 I propose the following posts:
  • Mashed Potatoes, The Bread of My People
  • Biscuits, The Bread of My People
  • Whole Wheat Loaf Bread, The Bread of Ignatiev South (by Alex)
  • Steel Cut Oats, The Bread of Ignatiev South (by Alex)
  • Cornbread and Mush, The Bread of Those Before Me
  • Rice, The Correct Way(s)
  • "Parkerhouse" Rolls
  • Tortillas
  • Pasta
  • Pizza (if only to guarantee Alex will use the Daiya shreds that I got with my birthday money two-three years ago)
  • Pie

So if you my reader, haven't learned as a child how to make the bread of your people/family, is there no hope? --since there is no recipe. Not at all. Sometimes you eat burned biscuits. Sometimes the dogs eat burned biscuits. Sometimes, involving baking powder, your digestive system gets a reboot.

All in the pursuit of tall fluffy biscuits! lol

You'll have a harder road than if you grew up baking bread, but it's worth it. Then, you can teach your children.

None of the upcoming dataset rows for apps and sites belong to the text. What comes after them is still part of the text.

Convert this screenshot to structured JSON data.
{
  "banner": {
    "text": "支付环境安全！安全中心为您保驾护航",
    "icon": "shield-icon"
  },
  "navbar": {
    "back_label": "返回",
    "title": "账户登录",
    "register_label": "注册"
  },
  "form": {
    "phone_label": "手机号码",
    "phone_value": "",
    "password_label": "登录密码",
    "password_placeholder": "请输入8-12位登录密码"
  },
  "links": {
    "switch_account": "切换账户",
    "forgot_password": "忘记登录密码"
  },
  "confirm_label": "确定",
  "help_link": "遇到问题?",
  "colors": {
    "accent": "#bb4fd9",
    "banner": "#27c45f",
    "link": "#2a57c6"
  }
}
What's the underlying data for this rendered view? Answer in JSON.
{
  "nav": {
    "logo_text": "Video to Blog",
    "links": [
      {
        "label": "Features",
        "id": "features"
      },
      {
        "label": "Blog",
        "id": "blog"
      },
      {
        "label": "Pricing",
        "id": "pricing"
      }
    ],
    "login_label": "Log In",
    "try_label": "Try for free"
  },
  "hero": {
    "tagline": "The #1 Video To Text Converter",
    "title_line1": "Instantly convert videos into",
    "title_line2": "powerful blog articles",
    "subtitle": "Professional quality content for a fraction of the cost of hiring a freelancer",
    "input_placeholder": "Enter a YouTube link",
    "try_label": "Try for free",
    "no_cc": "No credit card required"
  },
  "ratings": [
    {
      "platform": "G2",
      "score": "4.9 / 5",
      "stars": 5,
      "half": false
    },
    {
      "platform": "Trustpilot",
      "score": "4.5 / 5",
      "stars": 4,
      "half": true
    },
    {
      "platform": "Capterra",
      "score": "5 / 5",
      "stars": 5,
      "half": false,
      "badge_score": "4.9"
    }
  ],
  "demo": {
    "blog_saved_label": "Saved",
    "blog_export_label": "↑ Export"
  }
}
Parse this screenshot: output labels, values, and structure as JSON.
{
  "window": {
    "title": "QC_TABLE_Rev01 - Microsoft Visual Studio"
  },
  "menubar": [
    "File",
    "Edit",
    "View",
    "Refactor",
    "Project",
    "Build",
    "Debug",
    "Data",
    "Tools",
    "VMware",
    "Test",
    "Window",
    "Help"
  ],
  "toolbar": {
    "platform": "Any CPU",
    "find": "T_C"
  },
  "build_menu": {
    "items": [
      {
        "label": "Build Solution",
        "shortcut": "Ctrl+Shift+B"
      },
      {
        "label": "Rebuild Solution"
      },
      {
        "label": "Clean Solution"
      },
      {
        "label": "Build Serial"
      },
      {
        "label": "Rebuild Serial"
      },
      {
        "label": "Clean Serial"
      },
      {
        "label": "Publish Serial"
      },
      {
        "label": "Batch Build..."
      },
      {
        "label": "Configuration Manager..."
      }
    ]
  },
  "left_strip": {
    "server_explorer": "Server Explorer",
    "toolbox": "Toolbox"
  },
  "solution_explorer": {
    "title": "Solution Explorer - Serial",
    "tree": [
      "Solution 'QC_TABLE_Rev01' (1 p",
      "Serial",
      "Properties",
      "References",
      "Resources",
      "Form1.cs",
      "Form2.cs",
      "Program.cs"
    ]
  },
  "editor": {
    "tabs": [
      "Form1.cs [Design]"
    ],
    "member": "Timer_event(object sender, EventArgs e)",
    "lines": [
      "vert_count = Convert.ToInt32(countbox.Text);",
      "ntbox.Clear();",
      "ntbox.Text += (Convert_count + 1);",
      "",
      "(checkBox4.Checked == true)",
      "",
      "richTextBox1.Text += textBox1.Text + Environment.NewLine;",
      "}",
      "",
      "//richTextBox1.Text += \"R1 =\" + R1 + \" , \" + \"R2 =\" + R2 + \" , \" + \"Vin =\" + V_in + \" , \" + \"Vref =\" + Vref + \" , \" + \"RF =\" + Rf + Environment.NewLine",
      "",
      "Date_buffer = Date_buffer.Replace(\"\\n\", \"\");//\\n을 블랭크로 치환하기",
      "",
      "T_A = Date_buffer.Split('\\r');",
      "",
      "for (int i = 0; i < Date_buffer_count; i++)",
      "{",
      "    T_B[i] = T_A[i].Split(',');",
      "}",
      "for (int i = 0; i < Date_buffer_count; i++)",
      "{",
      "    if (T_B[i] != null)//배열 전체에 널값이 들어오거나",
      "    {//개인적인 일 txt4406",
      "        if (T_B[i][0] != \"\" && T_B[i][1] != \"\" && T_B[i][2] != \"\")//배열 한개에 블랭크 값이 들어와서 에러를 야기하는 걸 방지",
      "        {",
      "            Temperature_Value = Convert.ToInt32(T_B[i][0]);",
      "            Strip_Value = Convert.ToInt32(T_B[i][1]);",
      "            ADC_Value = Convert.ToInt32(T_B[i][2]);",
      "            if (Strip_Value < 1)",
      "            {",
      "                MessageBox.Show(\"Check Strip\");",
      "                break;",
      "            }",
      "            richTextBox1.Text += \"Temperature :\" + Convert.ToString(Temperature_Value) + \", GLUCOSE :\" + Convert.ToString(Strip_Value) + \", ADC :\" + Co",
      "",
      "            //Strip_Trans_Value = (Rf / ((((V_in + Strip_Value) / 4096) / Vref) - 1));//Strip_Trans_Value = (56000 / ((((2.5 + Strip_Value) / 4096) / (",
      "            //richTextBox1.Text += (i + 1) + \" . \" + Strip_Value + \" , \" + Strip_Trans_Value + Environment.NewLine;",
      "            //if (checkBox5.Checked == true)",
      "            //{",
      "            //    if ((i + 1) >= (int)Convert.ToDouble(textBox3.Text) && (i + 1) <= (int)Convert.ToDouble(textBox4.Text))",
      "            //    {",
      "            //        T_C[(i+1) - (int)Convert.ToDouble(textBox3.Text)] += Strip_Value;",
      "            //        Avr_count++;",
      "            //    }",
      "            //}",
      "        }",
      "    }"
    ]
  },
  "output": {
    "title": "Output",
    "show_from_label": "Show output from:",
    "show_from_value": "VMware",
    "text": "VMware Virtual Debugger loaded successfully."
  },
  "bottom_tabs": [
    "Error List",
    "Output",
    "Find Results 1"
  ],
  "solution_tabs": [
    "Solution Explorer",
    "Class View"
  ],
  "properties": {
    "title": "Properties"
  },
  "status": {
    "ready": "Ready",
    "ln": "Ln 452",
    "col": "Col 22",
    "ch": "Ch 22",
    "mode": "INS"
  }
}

From a Woman Quite Enjoying This Whole Writing and Taking Pictures Thing,


1 comment:

  1. Alex and I disagree (both being English majors) about past/passed in the context above. I say I'm using it in a metaphor as a person physically moving beyond a goal. He cites Therefore, I use both.

    Besides, I think we all know passed will be replaced by past eventually anyway so I might as well give in.